jd2718 said...

I can picture the situation you saw last year - and I am assuming that that is an everyday situation at MBHS - it certainly was at the Bronx HS I taught at 10 years ago (same as Karen's). A riot is something far different.

The academically weakest kids in our system - the ones that never have received the support they need - some get concentrated in a few large buildings, and some get scattered in invisible mini-schools.

We don't remediate in New York City high schools.

I don't need to continue. Think about that. We don't remediate.

The big schools with significant numbers of academically weak kids are powder kegs, just waiting to go off.

The small schools? With a wink and a nod they hand these kids credits without educating them. Better for the mayor, disastrous for the kids' futures.

But jump back, powder keg. Kids concentrated in one place, denied what they need. And scanned, yelled at, ordered around, and then locked down.

All passive voice. Who set this up?

And now look at Columbus, where the weakest kids make up the vast majority of the student body, where they have created programs to help, where they have figured out ways to sneak in remediation (under the table, of course), where a good number of kids really graduate, having passed real courses -- and the same people who create powder kegs in large schools shut Columbus down.

Columbus was supposed to be a powder keg, and the adults in the building figured out how to turn it into a school.

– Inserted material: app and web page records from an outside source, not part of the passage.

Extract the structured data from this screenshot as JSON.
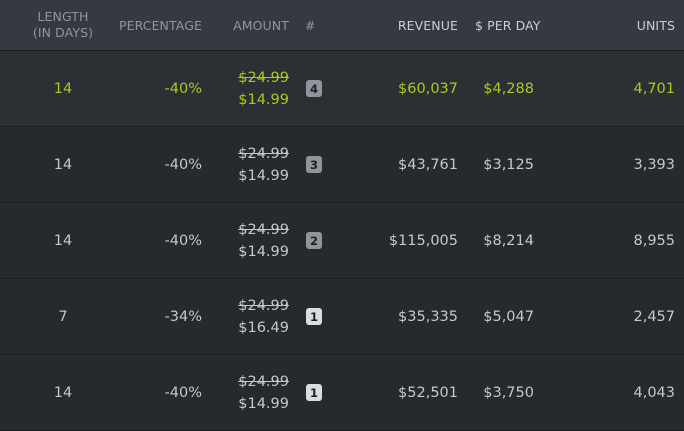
{
  "header": {
    "length_line1": "LENGTH",
    "length_line2": "(IN DAYS)",
    "percentage": "PERCENTAGE",
    "amount": "AMOUNT",
    "rank": "#",
    "revenue": "REVENUE",
    "per_day": "$ PER DAY",
    "units": "UNITS"
  },
  "rows": [
    {
      "length": "14",
      "percentage": "-40%",
      "old_price": "$24.99",
      "new_price": "$14.99",
      "rank": "4",
      "revenue": "$60,037",
      "per_day": "$4,288",
      "units": "4,701",
      "highlighted": true
    },
    {
      "length": "14",
      "percentage": "-40%",
      "old_price": "$24.99",
      "new_price": "$14.99",
      "rank": "3",
      "revenue": "$43,761",
      "per_day": "$3,125",
      "units": "3,393",
      "highlighted": false
    },
    {
      "length": "14",
      "percentage": "-40%",
      "old_price": "$24.99",
      "new_price": "$14.99",
      "rank": "2",
      "revenue": "$115,005",
      "per_day": "$8,214",
      "units": "8,955",
      "highlighted": false
    },
    {
      "length": "7",
      "percentage": "-34%",
      "old_price": "$24.99",
      "new_price": "$16.49",
      "rank": "1",
      "revenue": "$35,335",
      "per_day": "$5,047",
      "units": "2,457",
      "highlighted": false
    },
    {
      "length": "14",
      "percentage": "-40%",
      "old_price": "$24.99",
      "new_price": "$14.99",
      "rank": "1",
      "revenue": "$52,501",
      "per_day": "$3,750",
      "units": "4,043",
      "highlighted": false
    }
  ],
  "colors": {
    "highlight_text": "#a4cc22",
    "header_bg": "#363a40",
    "row_bg": "#26292e",
    "highlight_bg": "#2c2f33"
  }
}
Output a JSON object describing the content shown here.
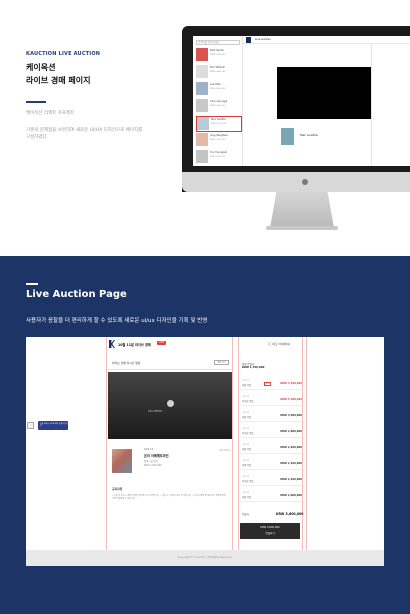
{
  "top": {
    "eyebrow": "KAUCTION LIVE AUCTION",
    "title_line1": "케이옥션",
    "title_line2": "라이브 경매 페이지",
    "desc1": "케이옥션 리액트 프로젝트",
    "desc2": "기존의 문제점을 보완하여 새로운 UI/UX 디자인으로 페이지를 구성하였다."
  },
  "imac": {
    "search_placeholder": "검색어를 입력하세요",
    "header_title": "Live Auction",
    "lots": [
      {
        "title": "Park Seobo",
        "sub": "KRW 1,200,000"
      },
      {
        "title": "Kim Whanki",
        "sub": "KRW 2,400,000"
      },
      {
        "title": "Lee Ufan",
        "sub": "KRW 3,000,000"
      },
      {
        "title": "Chun Kyungja",
        "sub": "KRW 1,800,000"
      },
      {
        "title": "Mac Anetha",
        "sub": "KRW 1,700,000"
      },
      {
        "title": "Jung Sanghwa",
        "sub": "KRW 2,100,000"
      },
      {
        "title": "Yoo Youngkuk",
        "sub": "KRW 2,600,000"
      }
    ],
    "lot_title": "Mac Anetha"
  },
  "bottom": {
    "title": "Live Auction Page",
    "desc": "사용자가 응찰을 더 편리하게 할 수 있도록 새로운 ui/ux 디자인을 기획 및 반영"
  },
  "panel": {
    "header_title": "10월 11일 라이브 경매",
    "live_badge": "LIVE",
    "user_label": "로그아웃  마이페이지",
    "bar2_text": "라이브 경매 실시간 영상",
    "bar2_button": "영상 보기",
    "video_caption": "라이브 경매 영상",
    "lot_no": "LOT 14",
    "artist": "온리 아메헤트라인",
    "detail1": "캔버스에 유채",
    "detail2": "KRW 2,000,000",
    "side_link": "작품 상세보기",
    "notice_title": "공지사항",
    "notice_text": "• 응찰 전 반드시 경매 약관을 확인해 주시기 바랍니다.  • 낙찰 시 구매수수료가 부과됩니다.  • 실시간 경매 중 네트워크 상황에 따라 지연이 발생할 수 있습니다.",
    "bid_header1": "현재 응찰가",
    "bid_header2": "KRW 1,700,000",
    "bid_rows": [
      {
        "l1": "현재 호가",
        "l2": "현장 응찰",
        "amt": "KRW 3,400,000",
        "tag": "LIVE",
        "hl": true
      },
      {
        "l1": "응찰 내역",
        "l2": "온라인 응찰",
        "amt": "KRW 3,200,000",
        "tag": "",
        "hl": true
      },
      {
        "l1": "응찰 내역",
        "l2": "현장 응찰",
        "amt": "KRW 3,000,000",
        "tag": "",
        "hl": false
      },
      {
        "l1": "응찰 내역",
        "l2": "온라인 응찰",
        "amt": "KRW 2,800,000",
        "tag": "",
        "hl": false
      },
      {
        "l1": "응찰 내역",
        "l2": "현장 응찰",
        "amt": "KRW 2,600,000",
        "tag": "",
        "hl": false
      },
      {
        "l1": "응찰 내역",
        "l2": "서면 응찰",
        "amt": "KRW 2,400,000",
        "tag": "",
        "hl": false
      },
      {
        "l1": "응찰 내역",
        "l2": "온라인 응찰",
        "amt": "KRW 2,200,000",
        "tag": "",
        "hl": false
      },
      {
        "l1": "응찰 내역",
        "l2": "현장 응찰",
        "amt": "KRW 2,000,000",
        "tag": "",
        "hl": false
      }
    ],
    "bid_sum_label": "응찰가",
    "bid_sum_value": "KRW 3,600,000",
    "bid_button_line1": "KRW 3,600,000",
    "bid_button_line2": "응찰하기",
    "tooltip_icon": "i",
    "tooltip_text": "응찰 버튼을 누르면 바로 응찰이 됩니다",
    "footer_text": "Copyright © K Auction. All Rights Reserved."
  },
  "colors": {
    "navy": "#1d3566",
    "accent": "#1f3f7a",
    "live_red": "#e0403b"
  }
}
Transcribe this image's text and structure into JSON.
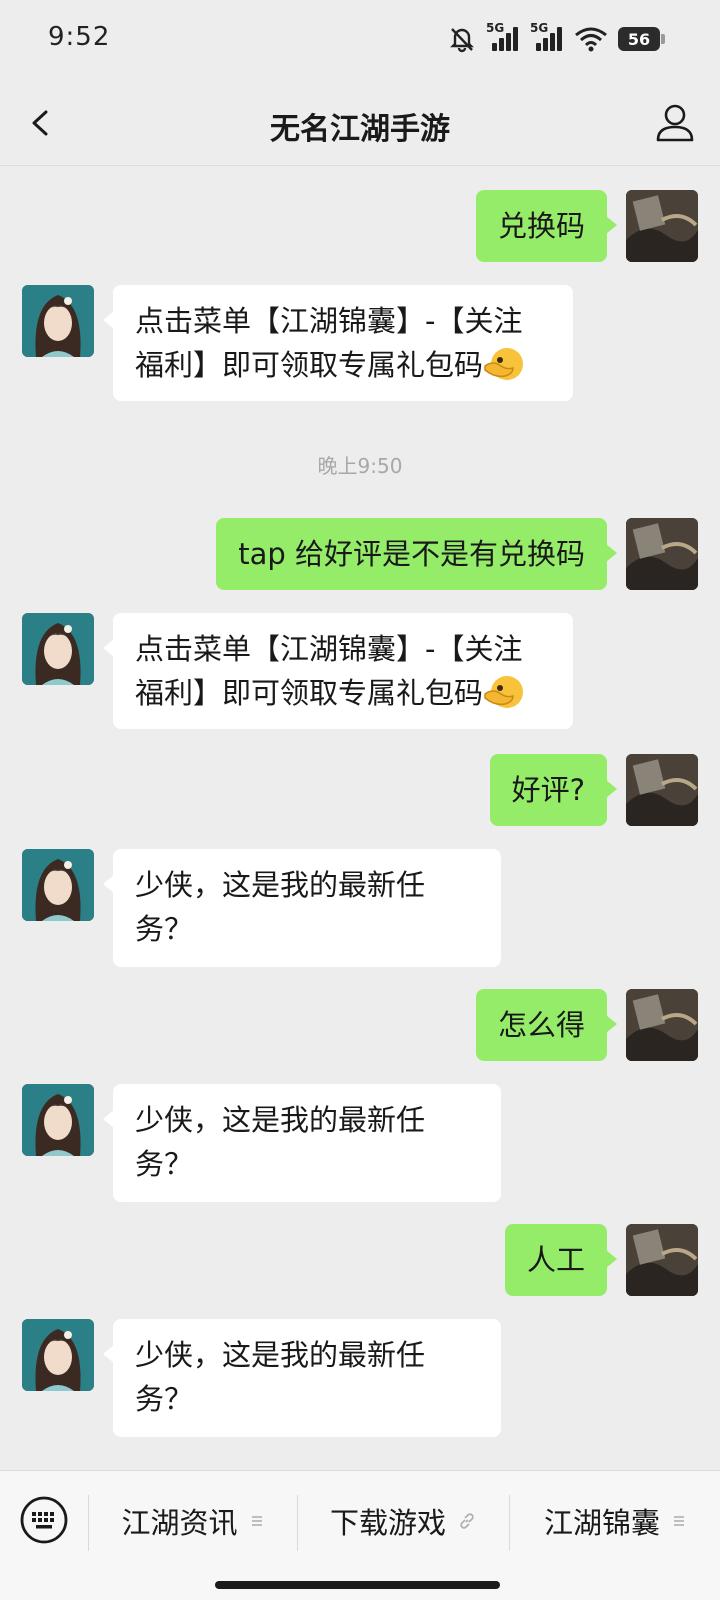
{
  "status_bar": {
    "time": "9:52",
    "network_1": "5G",
    "network_2": "5G",
    "battery": "56"
  },
  "header": {
    "title": "无名江湖手游"
  },
  "chat": {
    "messages": [
      {
        "from": "me",
        "text": "兑换码"
      },
      {
        "from": "bot",
        "text": "点击菜单【江湖锦囊】-【关注福利】即可领取专属礼包码",
        "emoji": "hand-pointing-left-icon"
      },
      {
        "from": "time",
        "text": "晚上9:50"
      },
      {
        "from": "me",
        "text": "tap 给好评是不是有兑换码"
      },
      {
        "from": "bot",
        "text": "点击菜单【江湖锦囊】-【关注福利】即可领取专属礼包码",
        "emoji": "hand-pointing-left-icon"
      },
      {
        "from": "me",
        "text": "好评?"
      },
      {
        "from": "bot",
        "text": "少侠，这是我的最新任务？"
      },
      {
        "from": "me",
        "text": "怎么得"
      },
      {
        "from": "bot",
        "text": "少侠，这是我的最新任务？"
      },
      {
        "from": "me",
        "text": "人工"
      },
      {
        "from": "bot",
        "text": "少侠，这是我的最新任务？"
      }
    ]
  },
  "bottom_menu": {
    "items": [
      {
        "label": "江湖资讯",
        "icon": "menu-lines-icon"
      },
      {
        "label": "下载游戏",
        "icon": "link-icon"
      },
      {
        "label": "江湖锦囊",
        "icon": "menu-lines-icon"
      }
    ]
  },
  "colors": {
    "my_bubble": "#95EC69",
    "bot_bubble": "#FFFFFF",
    "background": "#EDEDED"
  }
}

And for that crime they are being shut.

So, yeah, let's talk about the educational issues, and the "education" mayor who created the mess at Murray Bergtraum.